(Saved entries)
§ §

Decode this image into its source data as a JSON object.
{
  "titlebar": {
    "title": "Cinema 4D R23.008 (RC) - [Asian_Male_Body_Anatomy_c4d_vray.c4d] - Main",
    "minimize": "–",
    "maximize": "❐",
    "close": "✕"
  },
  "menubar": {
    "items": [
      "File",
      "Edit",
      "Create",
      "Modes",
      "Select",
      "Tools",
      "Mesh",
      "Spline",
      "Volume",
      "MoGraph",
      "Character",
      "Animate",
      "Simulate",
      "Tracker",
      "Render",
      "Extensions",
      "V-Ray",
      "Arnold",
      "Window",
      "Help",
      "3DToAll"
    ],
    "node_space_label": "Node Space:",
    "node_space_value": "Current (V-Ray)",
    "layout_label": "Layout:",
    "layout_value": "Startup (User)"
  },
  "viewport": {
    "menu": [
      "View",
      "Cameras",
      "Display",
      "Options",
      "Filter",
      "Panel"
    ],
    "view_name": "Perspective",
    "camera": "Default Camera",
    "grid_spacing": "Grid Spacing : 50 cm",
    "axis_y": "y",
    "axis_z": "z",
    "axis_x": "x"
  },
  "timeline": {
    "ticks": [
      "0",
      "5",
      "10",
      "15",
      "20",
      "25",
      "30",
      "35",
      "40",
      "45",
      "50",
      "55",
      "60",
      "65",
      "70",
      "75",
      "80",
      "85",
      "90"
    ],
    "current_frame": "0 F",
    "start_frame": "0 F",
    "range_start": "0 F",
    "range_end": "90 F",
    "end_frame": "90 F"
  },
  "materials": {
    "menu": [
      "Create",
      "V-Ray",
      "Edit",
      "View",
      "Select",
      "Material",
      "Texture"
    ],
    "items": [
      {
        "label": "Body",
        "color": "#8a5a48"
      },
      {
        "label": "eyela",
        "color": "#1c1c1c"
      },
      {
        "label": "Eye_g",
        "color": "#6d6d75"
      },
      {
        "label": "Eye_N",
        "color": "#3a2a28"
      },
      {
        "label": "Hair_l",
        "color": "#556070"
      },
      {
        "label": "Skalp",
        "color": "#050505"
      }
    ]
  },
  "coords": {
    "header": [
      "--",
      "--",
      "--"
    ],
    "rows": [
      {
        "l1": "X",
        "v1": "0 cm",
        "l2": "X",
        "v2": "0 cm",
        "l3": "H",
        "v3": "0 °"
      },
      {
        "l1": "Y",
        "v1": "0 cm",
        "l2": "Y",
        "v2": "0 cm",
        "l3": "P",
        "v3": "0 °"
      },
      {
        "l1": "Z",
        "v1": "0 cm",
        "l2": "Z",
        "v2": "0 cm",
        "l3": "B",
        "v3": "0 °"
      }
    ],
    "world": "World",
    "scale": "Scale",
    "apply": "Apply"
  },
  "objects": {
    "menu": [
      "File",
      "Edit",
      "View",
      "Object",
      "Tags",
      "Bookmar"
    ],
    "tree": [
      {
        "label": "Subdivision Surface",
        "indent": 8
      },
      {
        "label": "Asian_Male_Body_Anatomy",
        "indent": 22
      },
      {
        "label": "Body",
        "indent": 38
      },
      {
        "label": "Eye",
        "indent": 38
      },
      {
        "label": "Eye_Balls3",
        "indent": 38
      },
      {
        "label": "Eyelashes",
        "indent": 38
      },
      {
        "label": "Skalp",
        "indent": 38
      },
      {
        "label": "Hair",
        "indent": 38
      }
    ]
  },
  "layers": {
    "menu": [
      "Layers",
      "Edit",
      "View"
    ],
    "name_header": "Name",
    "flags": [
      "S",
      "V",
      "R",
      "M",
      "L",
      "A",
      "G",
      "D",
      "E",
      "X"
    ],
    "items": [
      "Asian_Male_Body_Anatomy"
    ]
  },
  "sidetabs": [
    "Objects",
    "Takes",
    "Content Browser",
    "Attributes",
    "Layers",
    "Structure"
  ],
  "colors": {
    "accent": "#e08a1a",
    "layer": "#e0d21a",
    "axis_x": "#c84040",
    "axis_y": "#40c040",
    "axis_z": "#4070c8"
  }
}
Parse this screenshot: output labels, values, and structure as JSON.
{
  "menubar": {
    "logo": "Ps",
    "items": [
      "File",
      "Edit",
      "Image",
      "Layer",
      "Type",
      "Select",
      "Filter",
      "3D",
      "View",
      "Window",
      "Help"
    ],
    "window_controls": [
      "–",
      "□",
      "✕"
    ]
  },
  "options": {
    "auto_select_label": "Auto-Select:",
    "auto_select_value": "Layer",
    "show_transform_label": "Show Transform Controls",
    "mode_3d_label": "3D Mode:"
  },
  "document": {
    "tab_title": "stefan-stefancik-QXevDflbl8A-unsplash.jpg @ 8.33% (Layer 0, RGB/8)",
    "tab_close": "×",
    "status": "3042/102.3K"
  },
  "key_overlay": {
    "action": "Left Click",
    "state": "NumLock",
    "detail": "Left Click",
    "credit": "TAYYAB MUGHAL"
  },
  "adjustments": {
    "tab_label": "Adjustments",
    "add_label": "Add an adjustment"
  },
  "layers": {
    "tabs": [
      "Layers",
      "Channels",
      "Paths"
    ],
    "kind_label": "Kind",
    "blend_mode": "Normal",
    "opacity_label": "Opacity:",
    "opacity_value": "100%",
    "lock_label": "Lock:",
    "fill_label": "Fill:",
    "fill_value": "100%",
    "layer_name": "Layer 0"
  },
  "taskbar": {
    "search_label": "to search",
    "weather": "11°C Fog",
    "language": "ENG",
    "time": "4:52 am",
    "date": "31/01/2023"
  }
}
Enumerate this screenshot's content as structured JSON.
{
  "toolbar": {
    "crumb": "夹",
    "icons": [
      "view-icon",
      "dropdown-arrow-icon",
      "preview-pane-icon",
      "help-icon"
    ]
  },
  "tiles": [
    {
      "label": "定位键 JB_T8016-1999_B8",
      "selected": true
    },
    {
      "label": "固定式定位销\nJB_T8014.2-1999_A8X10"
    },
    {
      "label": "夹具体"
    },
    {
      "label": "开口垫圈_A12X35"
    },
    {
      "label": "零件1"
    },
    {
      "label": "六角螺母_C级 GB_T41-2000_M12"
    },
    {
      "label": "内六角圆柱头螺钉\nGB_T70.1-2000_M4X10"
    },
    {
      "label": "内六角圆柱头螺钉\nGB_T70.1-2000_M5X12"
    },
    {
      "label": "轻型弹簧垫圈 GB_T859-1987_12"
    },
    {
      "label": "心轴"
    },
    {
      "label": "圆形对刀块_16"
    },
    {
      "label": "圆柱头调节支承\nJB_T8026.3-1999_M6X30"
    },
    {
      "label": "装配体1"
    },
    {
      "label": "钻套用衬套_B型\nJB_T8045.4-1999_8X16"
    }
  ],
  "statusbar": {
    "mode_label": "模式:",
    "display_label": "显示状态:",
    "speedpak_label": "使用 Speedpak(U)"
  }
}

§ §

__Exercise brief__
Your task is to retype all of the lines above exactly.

__Answer section__
Decode this image into its source data as a JSON object.
{
  "titlebar": {
    "title": "Cinema 4D R23.008 (RC) - [Asian_Male_Body_Anatomy_c4d_vray.c4d] - Main",
    "minimize": "–",
    "maximize": "❐",
    "close": "✕"
  },
  "menubar": {
    "items": [
      "File",
      "Edit",
      "Create",
      "Modes",
      "Select",
      "Tools",
      "Mesh",
      "Spline",
      "Volume",
      "MoGraph",
      "Character",
      "Animate",
      "Simulate",
      "Tracker",
      "Render",
      "Extensions",
      "V-Ray",
      "Arnold",
      "Window",
      "Help",
      "3DToAll"
    ],
    "node_space_label": "Node Space:",
    "node_space_value": "Current (V-Ray)",
    "layout_label": "Layout:",
    "layout_value": "Startup (User)"
  },
  "viewport": {
    "menu": [
      "View",
      "Cameras",
      "Display",
      "Options",
      "Filter",
      "Panel"
    ],
    "view_name": "Perspective",
    "camera": "Default Camera",
    "grid_spacing": "Grid Spacing : 50 cm",
    "axis_y": "y",
    "axis_z": "z",
    "axis_x": "x"
  },
  "timeline": {
    "ticks": [
      "0",
      "5",
      "10",
      "15",
      "20",
      "25",
      "30",
      "35",
      "40",
      "45",
      "50",
      "55",
      "60",
      "65",
      "70",
      "75",
      "80",
      "85",
      "90"
    ],
    "current_frame": "0 F",
    "start_frame": "0 F",
    "range_start": "0 F",
    "range_end": "90 F",
    "end_frame": "90 F"
  },
  "materials": {
    "menu": [
      "Create",
      "V-Ray",
      "Edit",
      "View",
      "Select",
      "Material",
      "Texture"
    ],
    "items": [
      {
        "label": "Body",
        "color": "#8a5a48"
      },
      {
        "label": "eyela",
        "color": "#1c1c1c"
      },
      {
        "label": "Eye_g",
        "color": "#6d6d75"
      },
      {
        "label": "Eye_N",
        "color": "#3a2a28"
      },
      {
        "label": "Hair_l",
        "color": "#556070"
      },
      {
        "label": "Skalp",
        "color": "#050505"
      }
    ]
  },
  "coords": {
    "header": [
      "--",
      "--",
      "--"
    ],
    "rows": [
      {
        "l1": "X",
        "v1": "0 cm",
        "l2": "X",
        "v2": "0 cm",
        "l3": "H",
        "v3": "0 °"
      },
      {
        "l1": "Y",
        "v1": "0 cm",
        "l2": "Y",
        "v2": "0 cm",
        "l3": "P",
        "v3": "0 °"
      },
      {
        "l1": "Z",
        "v1": "0 cm",
        "l2": "Z",
        "v2": "0 cm",
        "l3": "B",
        "v3": "0 °"
      }
    ],
    "world": "World",
    "scale": "Scale",
    "apply": "Apply"
  },
  "objects": {
    "menu": [
      "File",
      "Edit",
      "View",
      "Object",
      "Tags",
      "Bookmar"
    ],
    "tree": [
      {
        "label": "Subdivision Surface",
        "indent": 8
      },
      {
        "label": "Asian_Male_Body_Anatomy",
        "indent": 22
      },
      {
        "label": "Body",
        "indent": 38
      },
      {
        "label": "Eye",
        "indent": 38
      },
      {
        "label": "Eye_Balls3",
        "indent": 38
      },
      {
        "label": "Eyelashes",
        "indent": 38
      },
      {
        "label": "Skalp",
        "indent": 38
      },
      {
        "label": "Hair",
        "indent": 38
      }
    ]
  },
  "layers": {
    "menu": [
      "Layers",
      "Edit",
      "View"
    ],
    "name_header": "Name",
    "flags": [
      "S",
      "V",
      "R",
      "M",
      "L",
      "A",
      "G",
      "D",
      "E",
      "X"
    ],
    "items": [
      "Asian_Male_Body_Anatomy"
    ]
  },
  "sidetabs": [
    "Objects",
    "Takes",
    "Content Browser",
    "Attributes",
    "Layers",
    "Structure"
  ],
  "colors": {
    "accent": "#e08a1a",
    "layer": "#e0d21a",
    "axis_x": "#c84040",
    "axis_y": "#40c040",
    "axis_z": "#4070c8"
  }
}
Parse this screenshot: output labels, values, and structure as JSON.
{
  "menubar": {
    "logo": "Ps",
    "items": [
      "File",
      "Edit",
      "Image",
      "Layer",
      "Type",
      "Select",
      "Filter",
      "3D",
      "View",
      "Window",
      "Help"
    ],
    "window_controls": [
      "–",
      "□",
      "✕"
    ]
  },
  "options": {
    "auto_select_label": "Auto-Select:",
    "auto_select_value": "Layer",
    "show_transform_label": "Show Transform Controls",
    "mode_3d_label": "3D Mode:"
  },
  "document": {
    "tab_title": "stefan-stefancik-QXevDflbl8A-unsplash.jpg @ 8.33% (Layer 0, RGB/8)",
    "tab_close": "×",
    "status": "3042/102.3K"
  },
  "key_overlay": {
    "action": "Left Click",
    "state": "NumLock",
    "detail": "Left Click",
    "credit": "TAYYAB MUGHAL"
  },
  "adjustments": {
    "tab_label": "Adjustments",
    "add_label": "Add an adjustment"
  },
  "layers": {
    "tabs": [
      "Layers",
      "Channels",
      "Paths"
    ],
    "kind_label": "Kind",
    "blend_mode": "Normal",
    "opacity_label": "Opacity:",
    "opacity_value": "100%",
    "lock_label": "Lock:",
    "fill_label": "Fill:",
    "fill_value": "100%",
    "layer_name": "Layer 0"
  },
  "taskbar": {
    "search_label": "to search",
    "weather": "11°C Fog",
    "language": "ENG",
    "time": "4:52 am",
    "date": "31/01/2023"
  }
}
Enumerate this screenshot's content as structured JSON.
{
  "toolbar": {
    "crumb": "夹",
    "icons": [
      "view-icon",
      "dropdown-arrow-icon",
      "preview-pane-icon",
      "help-icon"
    ]
  },
  "tiles": [
    {
      "label": "定位键 JB_T8016-1999_B8",
      "selected": true
    },
    {
      "label": "固定式定位销\nJB_T8014.2-1999_A8X10"
    },
    {
      "label": "夹具体"
    },
    {
      "label": "开口垫圈_A12X35"
    },
    {
      "label": "零件1"
    },
    {
      "label": "六角螺母_C级 GB_T41-2000_M12"
    },
    {
      "label": "内六角圆柱头螺钉\nGB_T70.1-2000_M4X10"
    },
    {
      "label": "内六角圆柱头螺钉\nGB_T70.1-2000_M5X12"
    },
    {
      "label": "轻型弹簧垫圈 GB_T859-1987_12"
    },
    {
      "label": "心轴"
    },
    {
      "label": "圆形对刀块_16"
    },
    {
      "label": "圆柱头调节支承\nJB_T8026.3-1999_M6X30"
    },
    {
      "label": "装配体1"
    },
    {
      "label": "钻套用衬套_B型\nJB_T8045.4-1999_8X16"
    }
  ],
  "statusbar": {
    "mode_label": "模式:",
    "display_label": "显示状态:",
    "speedpak_label": "使用 Speedpak(U)"
  }
}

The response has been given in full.